Who should inform farmers about drought?

Who should inform farmers about drought?

Climate change is now the world’s number one problem.

There are some countries that take climate change very seriously while there are others that either ignore the problem or pay little attention to it.

China has repeatedly stated it is ready to take radical measures regarding climate change.

France asserts itself as a model country in the fight against climate change.

Some industries have also set out targets.

For instance, the global aviation industry targets to halve emissions emanating from global air traffic by 2050.

However, it is difficult to see how this would happen when the number of flights has been on the rise.

Nevertheless, governments and industries are doing their part.

Studies, particularly from NASA, suggest that Turkey might face severe drought in coming years.

Drought poses risks to agriculture

According to Prof. Dr. Yusuf Demir from the faculty of agriculture at Çanakkale Onsekiz Mart University, there are different forms of drought: Meteorological, hydrologic and agricultural.

Change in rainfall regimes and decline in rainfall refer to meteorological drought, while reduction in water resources refers to hydrologic drought.

Demir said agricultural drought is one of the most serious problems.

I would like to refer to a study by Barış Karapınar at Sabancı University’s Istanbul Policy Center titled, “A survey of farmers’ adaptation to climate change.”

According to the survey that was conducted with 700 farmers in nine districts and 122 villages in the provinces of Ankara, Kırklareli and Adana, 97 percent of farmers have a first-hand experience of climate change.

For me, the most striking finding in the survey is that farmers said they receive training, information and support regarding climate change mostly from private companies, not from state institutions.

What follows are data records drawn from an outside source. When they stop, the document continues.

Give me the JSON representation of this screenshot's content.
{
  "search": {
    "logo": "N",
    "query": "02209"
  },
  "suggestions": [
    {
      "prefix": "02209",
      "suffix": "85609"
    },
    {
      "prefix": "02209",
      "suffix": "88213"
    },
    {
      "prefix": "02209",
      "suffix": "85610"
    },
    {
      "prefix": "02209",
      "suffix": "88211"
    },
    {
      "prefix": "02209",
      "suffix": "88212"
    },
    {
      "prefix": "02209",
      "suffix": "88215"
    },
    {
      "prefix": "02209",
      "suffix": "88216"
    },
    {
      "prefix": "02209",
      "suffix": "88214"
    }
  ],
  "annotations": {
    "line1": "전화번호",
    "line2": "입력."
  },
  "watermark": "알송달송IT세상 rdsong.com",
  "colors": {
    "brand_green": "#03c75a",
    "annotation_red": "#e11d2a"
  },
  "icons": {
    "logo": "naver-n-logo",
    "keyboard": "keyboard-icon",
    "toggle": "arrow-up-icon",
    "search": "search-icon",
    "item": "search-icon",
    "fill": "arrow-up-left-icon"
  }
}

Is it not interesting that there are so many chambers of agriculture but it is the private sector that provides support to farmers?

Some 40.5 percent of farmers surveyed said they had contacted agricultural pesticides and seed companies over the past 12 months regarding climate change, while 35 percent said they had contacted an agricultural engineer. Some 25 percent said they had contacted the local directorate of agricultural affairs.

Only 8.3 percent of surveyed said they attended workshops to learn about how to mitigate the impact of climate change, while 89 percent suggested they had received financial aid or support following a natural disaster.

This is my conclusion: When it comes to drought and farmers, it is the private sector that grasped the seriousness of the problem, not public institutions like the chambers of agriculture.

Digital inequality

The information industry association (TÜBİSAD) that represents Turkey’s informatics sector, which grew to 94.3 billion Turkish Liras in 2016, recently published a report entitled “Turkey’s transformation into digital economy.”

Kübra Erman, who has been serving as the board chair at TÜBİSAD since 2015, notes that Turkey has made considerable progress in transforming itself into a digital economy, but what else should be done about it?

“Given the progress that has been made, Turkey is still not where it should be,” Erman said.

The most striking finding in the report is: Turkey is among the countries that risk facing “the deepening of inequalities,” which is one of the dangers the digital revolution has created.

In terms of the use of information technologies, there is inequality between small and large companies. Also, there are huge gaps between women and men, old and young people and between educated and uneducated.

In the area of social media, young people in Turkey are far behind their peers in other countries when it comes to using computers and the internet.

The scale of inequality between small and large companies is illustrated in a study entitled “SMEs and E-Commerce” carried out by the e-trade platform www.gittigidiyor.com.

According to the study, 300 out of 500 SMEs do not engage in e-trade.

Seven out of 10 SMEs do not plan to engage in e-trade in the near future, citing “insufficient funds,” “lack of knowledge” and “mistrust” as reasons.

Gila Benmayor, hdn, Opinion